Recalling how God established His covenant with the Israelites at Mount Sinai after bringing them out of slavery from Egypt, Pope Francis, in his homily, urged Estonians not to give into new forms of slavery after emerging from decades-long repression under foreign domination.
He told them it is God who loved us first and who wants our free response. God fulfils man’s aspirations and without Him we aren’t pilgrims but orphans and drifters with no home to return to.
Listening and seeking
Like the Israelites who came out of Egypt, the Pope said, we too have to listen and seek.
People think they can show their strength by speaking loud or threatening to use weapons, deploy troops and implementi strategies to prevail over others. The Pope said, this is not “seeking” God’s will but rejecting ethics and God.
Ethics leads to God who calls for free and committed response to others and to the world. The Pope told Estonian Catholic they did not gain your freedom in order to end up as slaves of consumerism, individualism or the thirst for power or domination.
The Pope recalled that in the desert, His chosen people were tempted seek other Gods, such as the golden calf and trusting in their own strength, but God always called them to Himself. The Pope reminded Estonian Catholics they too were chosen by God to be a priestly and holy people.
Being chosen does not mean being exclusive or sectarian, hiding or withdrawing, thinking ourselves better or purer.
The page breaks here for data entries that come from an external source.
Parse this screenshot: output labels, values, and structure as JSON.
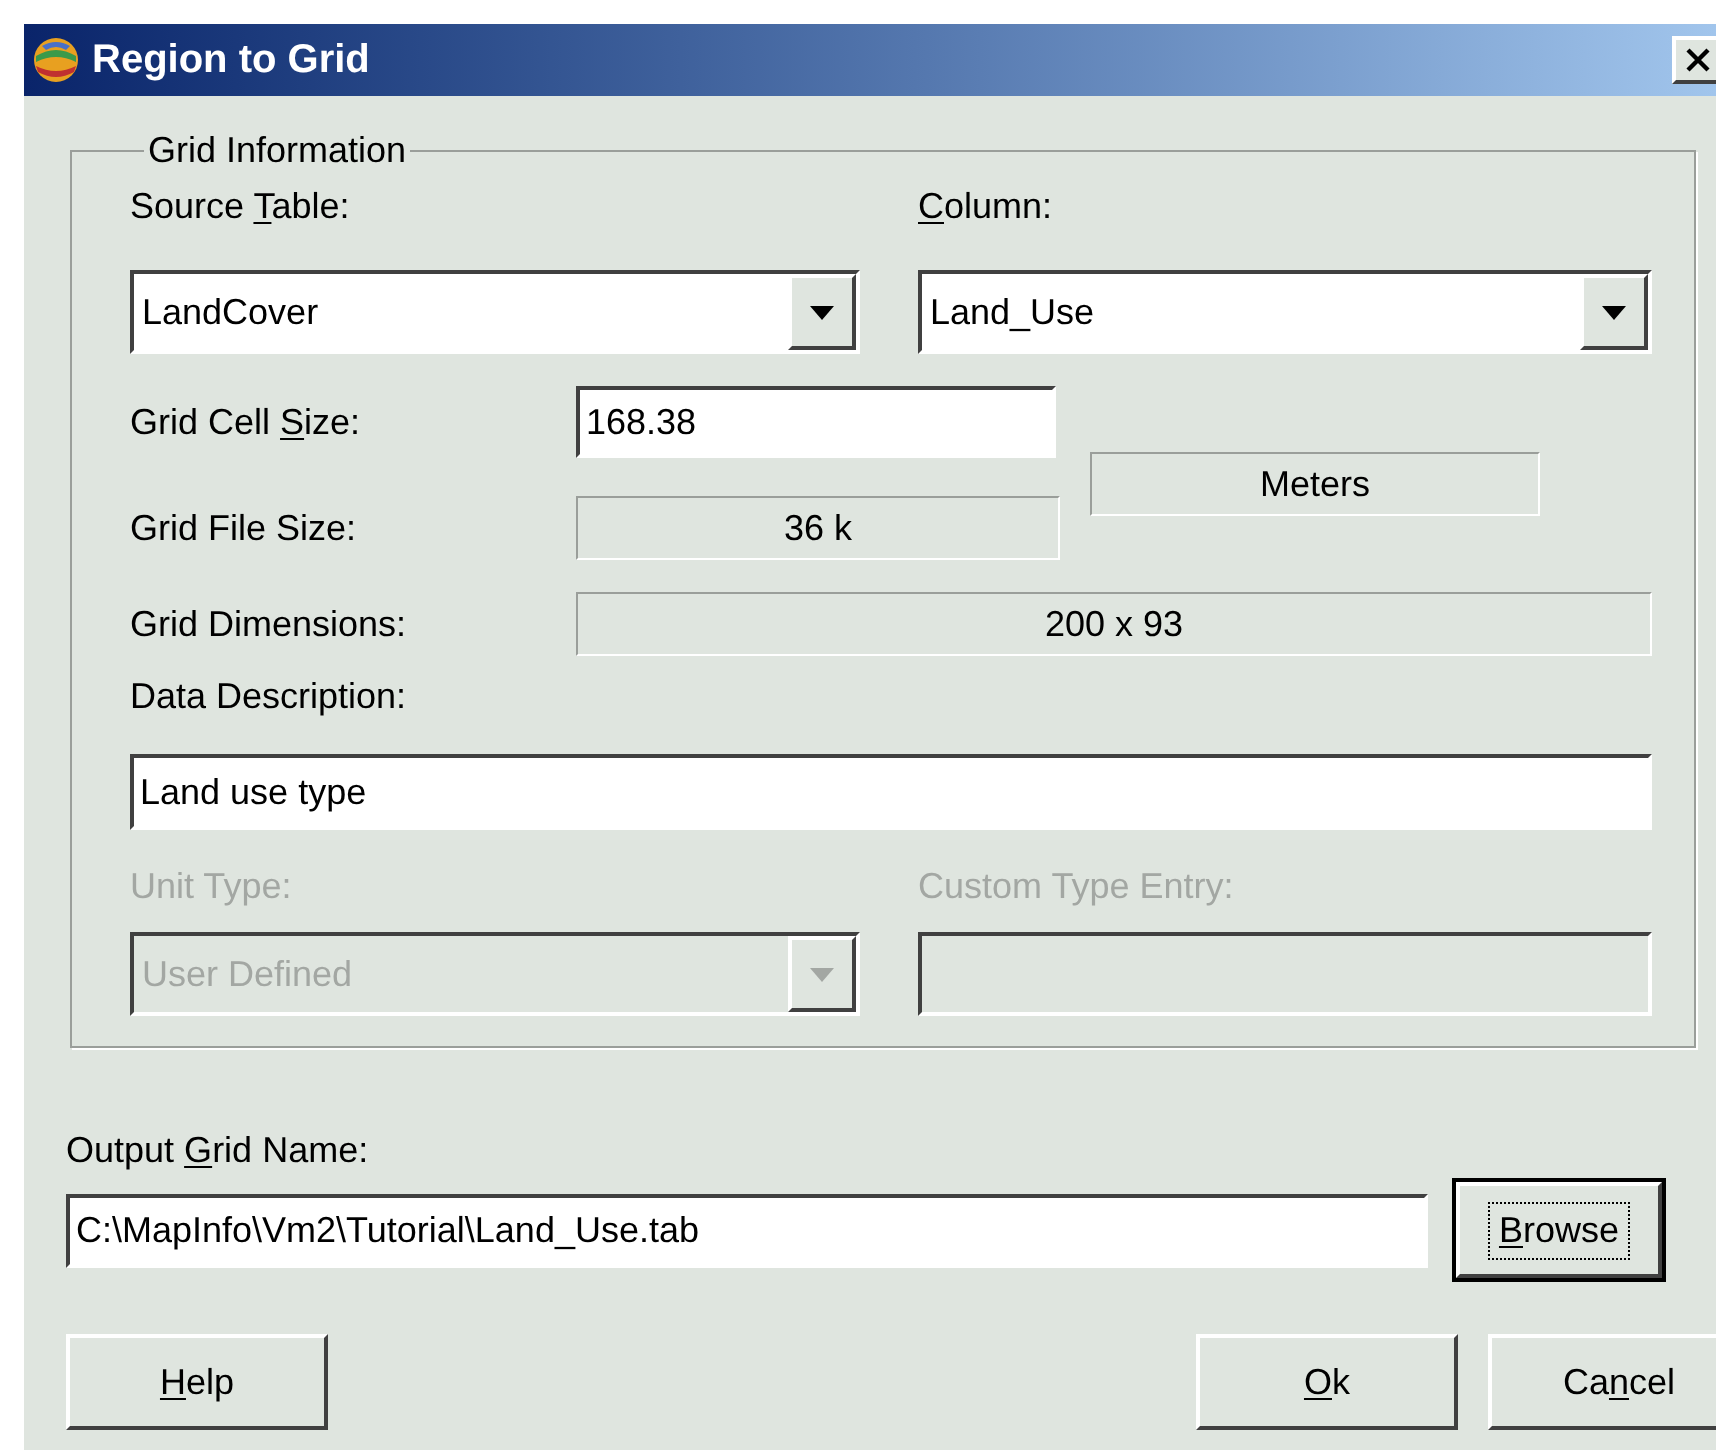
{
  "window": {
    "title": "Region to Grid"
  },
  "group": {
    "legend": "Grid Information"
  },
  "source_table": {
    "label": [
      {
        "text": "Source ",
        "underline": false
      },
      {
        "text": "T",
        "underline": true
      },
      {
        "text": "able:",
        "underline": false
      }
    ],
    "value": "LandCover",
    "disabled": false
  },
  "column": {
    "label": [
      {
        "text": "C",
        "underline": true
      },
      {
        "text": "olumn:",
        "underline": false
      }
    ],
    "value": "Land_Use",
    "disabled": false
  },
  "grid_cell_size": {
    "label": [
      {
        "text": "Grid Cell ",
        "underline": false
      },
      {
        "text": "S",
        "underline": true
      },
      {
        "text": "ize:",
        "underline": false
      }
    ],
    "value": "168.38"
  },
  "units": "Meters",
  "grid_file_size": {
    "label": "Grid File Size:",
    "value": "36 k"
  },
  "grid_dimensions": {
    "label": "Grid Dimensions:",
    "value": "200 x 93"
  },
  "data_description": {
    "label": "Data Description:",
    "value": "Land use type"
  },
  "unit_type": {
    "label": "Unit Type:",
    "value": "User Defined",
    "disabled": true
  },
  "custom_type_entry": {
    "label": "Custom Type Entry:",
    "disabled": true
  },
  "output_grid_name": {
    "label": [
      {
        "text": "Output ",
        "underline": false
      },
      {
        "text": "G",
        "underline": true
      },
      {
        "text": "rid Name:",
        "underline": false
      }
    ],
    "value": "C:\\MapInfo\\Vm2\\Tutorial\\Land_Use.tab"
  },
  "browse_button": {
    "label": [
      {
        "text": "B",
        "underline": true
      },
      {
        "text": "rowse",
        "underline": false
      }
    ],
    "default": true
  },
  "buttons": [
    {
      "label": [
        {
          "text": "H",
          "underline": true
        },
        {
          "text": "elp",
          "underline": false
        }
      ],
      "default": false
    },
    {
      "label": [
        {
          "text": "O",
          "underline": true
        },
        {
          "text": "k",
          "underline": false
        }
      ],
      "default": false
    },
    {
      "label": [
        {
          "text": "Ca",
          "underline": false
        },
        {
          "text": "n",
          "underline": true
        },
        {
          "text": "cel",
          "underline": false
        }
      ],
      "default": false
    }
  ]
}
Rather, the Pope said, God wants us to be like yeast, to leave our comfort zones and “go forth” and fly boldly, assured we are always protected by Him. Pope Francis said, “We have to leave our fears behind and go forth from our safe places, because today most Estonians do not identify themselves as believers.”
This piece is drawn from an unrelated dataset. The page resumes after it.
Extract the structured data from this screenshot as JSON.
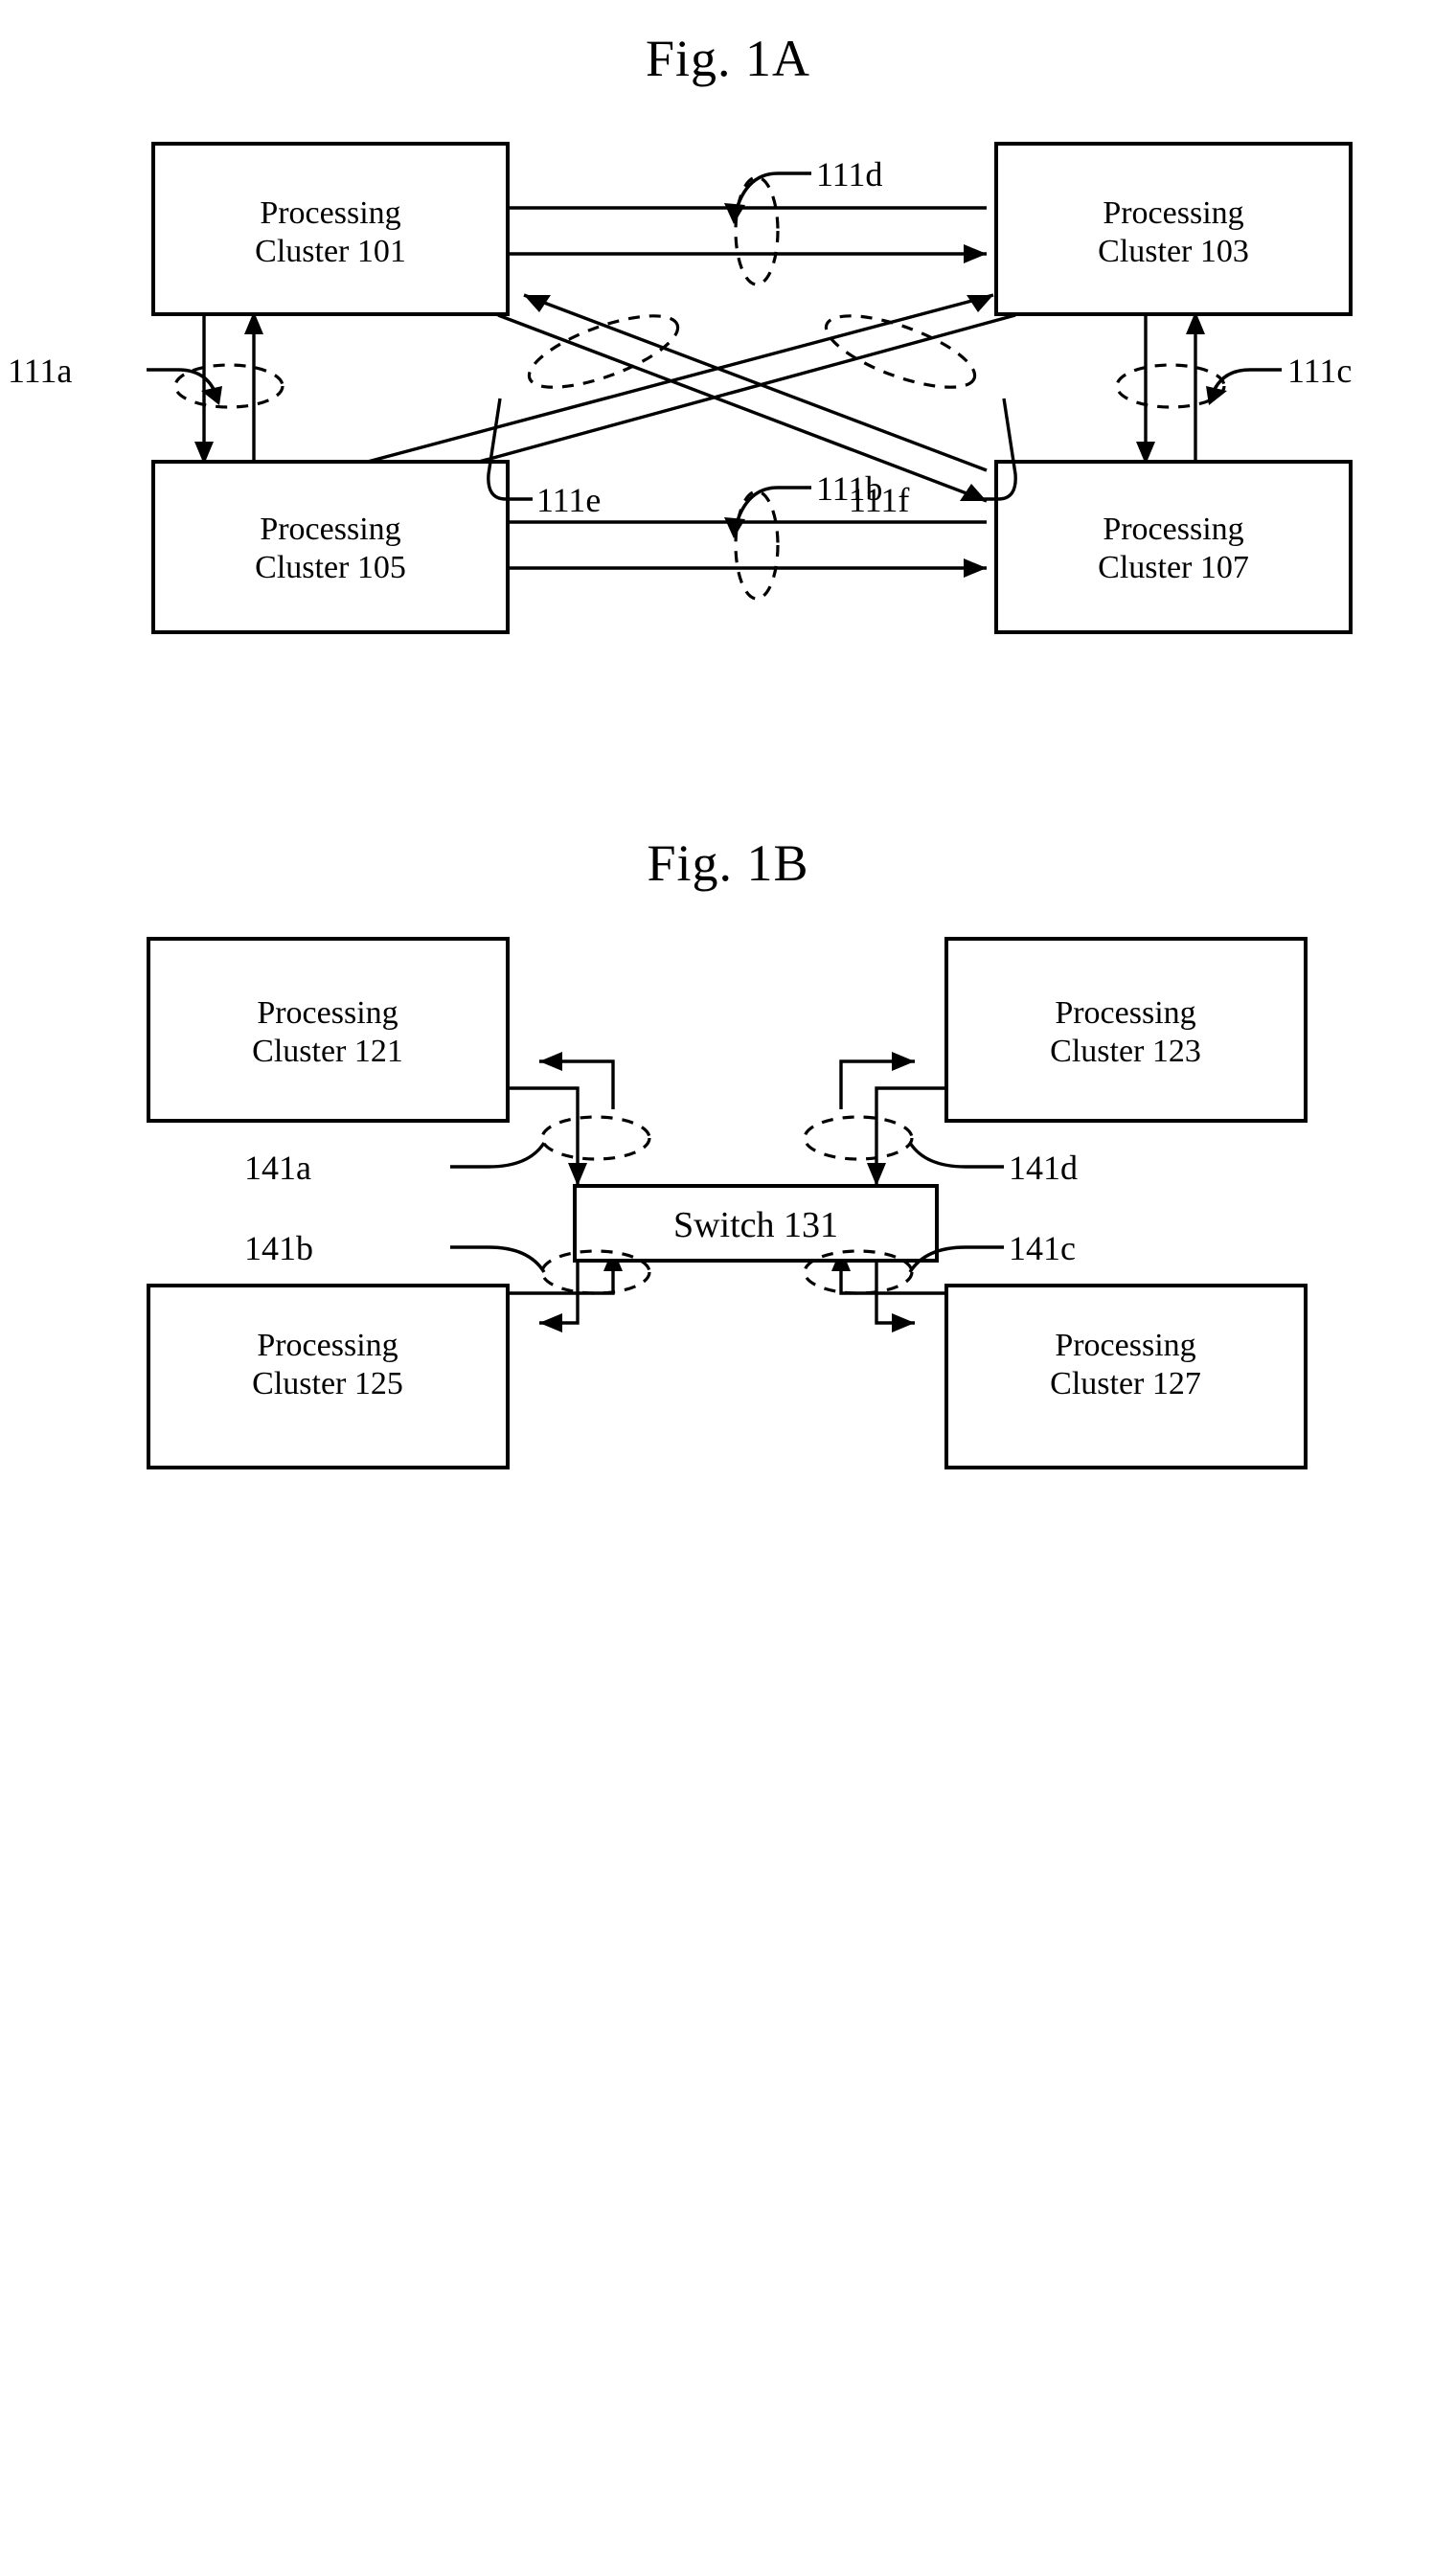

Estonian Catholics need to go out as priests, to help others establish a loving encounter and relationship with God who cries out: “Come to me!” They need to spend time and be close to others, accompanying them with compassion that heals, frees and encourages growth in the Christian life.
Pope Francis said Estonian Catholics are all called to be holy by living their lives with love and by bearing witness in everything they do. Holiness is lived day-to-day and expands, overflows and makes fruitful all that it touches. “Today,” the Pope said, “we choose to be saints by shoring up the outskirts and fringes of our society, wherever our brothers and sisters lie prostrate and experience rejection.”
The Pope concluded urging that Estonian Catholics be able to discern how to be free, to embrace goodness and feel chosen, and how to let God increase, here in Estonia and in the whole world, his holy nation, his priestly people